A VICTORY for residents’ safety.

That is how Otley’s MP has described a decision that will allow a bollard and camera-based traffic control system to remain in place at Garnett Wharfe.

Introducing measures to control access to the housing development - especially during a flood - was one of the conditions when planning permission was granted for the redevelopment of the former Garnett paper mills site.

Developer Barratt and David Wilson Homes Yorkshire West told Leeds City Council in 2018 that it intended to use an automated number plate recognition and raising bollard system (ANPR) to achieve those goals.

But when it applied for permission in 2019 - after starting work - the council refused, saying it wanted a system that used a ‘bus lane enforcement camera’. This alarmed residents, who questioned the effectiveness of the bollard-less scheme, while the developer appealed.

That appeal has now been successful and MP Alex Sobel (Lab, Leeds North West) has hailed the result.

He said: “I am delighted our objections have been successful and that the safety of residents has prevailed in this case. We have had several exchanges with highways officers and have implored them to hear the concerns of the residents around the safety of the estate.

“There are many young families who live in Garnett Wharfe and it is vitally important that they feel safe.

“Despite assurances to the contrary, I was convinced that any changes to the bollards would result in an increased risk of through-traffic which would have been of great concern.

“It was hard fought but I am thankful the right decision has been made.”

Inspector Diane Cragg, in her report, raised doubts about the council’s camera-based proposal. In contrast, she cited the positives of the bollard system, concluding that it had ‘been designed to recognise vehicles and allow selective vehicle access through the development site in accordance with the planning condition’.

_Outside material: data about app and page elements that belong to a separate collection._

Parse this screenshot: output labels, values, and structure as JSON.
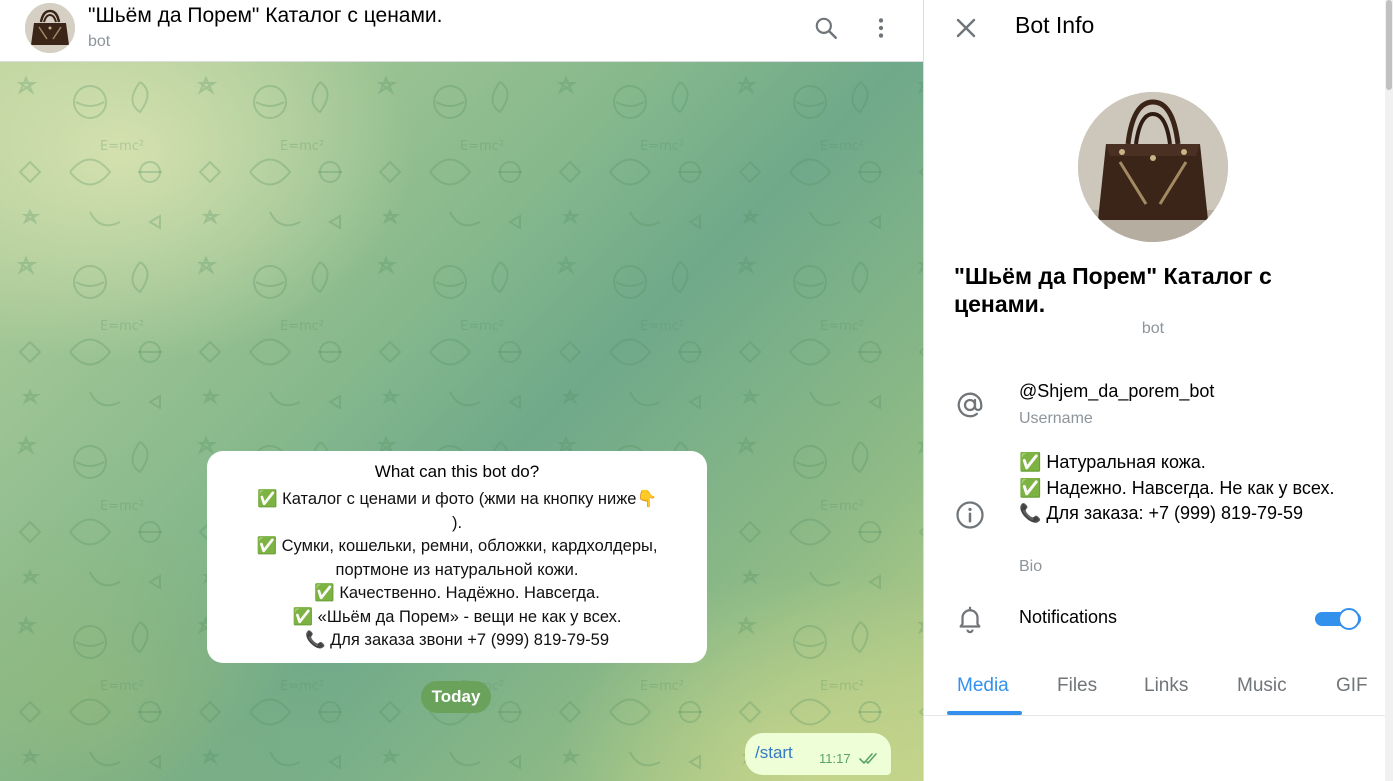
{
  "chat_header": {
    "title": "\"Шьём да Порем\" Каталог с ценами.",
    "subtitle": "bot",
    "search_icon": "search-icon",
    "menu_icon": "more-vertical-icon"
  },
  "intro_card": {
    "title": "What can this bot do?",
    "lines": [
      "✅ Каталог с ценами и фото (жми на кнопку ниже👇",
      ").",
      "✅ Сумки, кошельки, ремни, обложки, кардхолдеры,",
      "портмоне из натуральной кожи.",
      "✅  Качественно. Надёжно. Навсегда.",
      "✅ «Шьём да Порем» - вещи не как у всех.",
      "📞 Для заказа звони  +7 (999) 819-79-59"
    ]
  },
  "date_badge": "Today",
  "outgoing_message": {
    "text": "/start",
    "time": "11:17",
    "status": "read"
  },
  "panel": {
    "title": "Bot Info",
    "close_icon": "close-icon",
    "name": "\"Шьём да Порем\" Каталог с ценами.",
    "type": "bot",
    "username": {
      "value": "@Shjem_da_porem_bot",
      "label": "Username",
      "icon": "at-sign-icon"
    },
    "bio": {
      "lines": [
        "✅ Натуральная кожа.",
        "✅ Надежно. Навсегда. Не как у всех.",
        "📞 Для заказа: +7 (999) 819-79-59"
      ],
      "label": "Bio",
      "icon": "info-icon"
    },
    "notifications": {
      "label": "Notifications",
      "enabled": true,
      "icon": "bell-icon"
    },
    "tabs": [
      "Media",
      "Files",
      "Links",
      "Music",
      "GIF"
    ],
    "active_tab": "Media"
  },
  "colors": {
    "accent": "#3390ec",
    "outgoing_bubble": "#eefed7",
    "date_badge": "#6aa25c",
    "read_check": "#5aa463"
  }
}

She added: “There are also measures in place to allow emergency vehicles to gain access from either side of the bollards and to manage a rapid response to maintenance in case of a fault in the system being identified. The bollards (also) form a barrier to accessing Mill Lane in the event of flood.”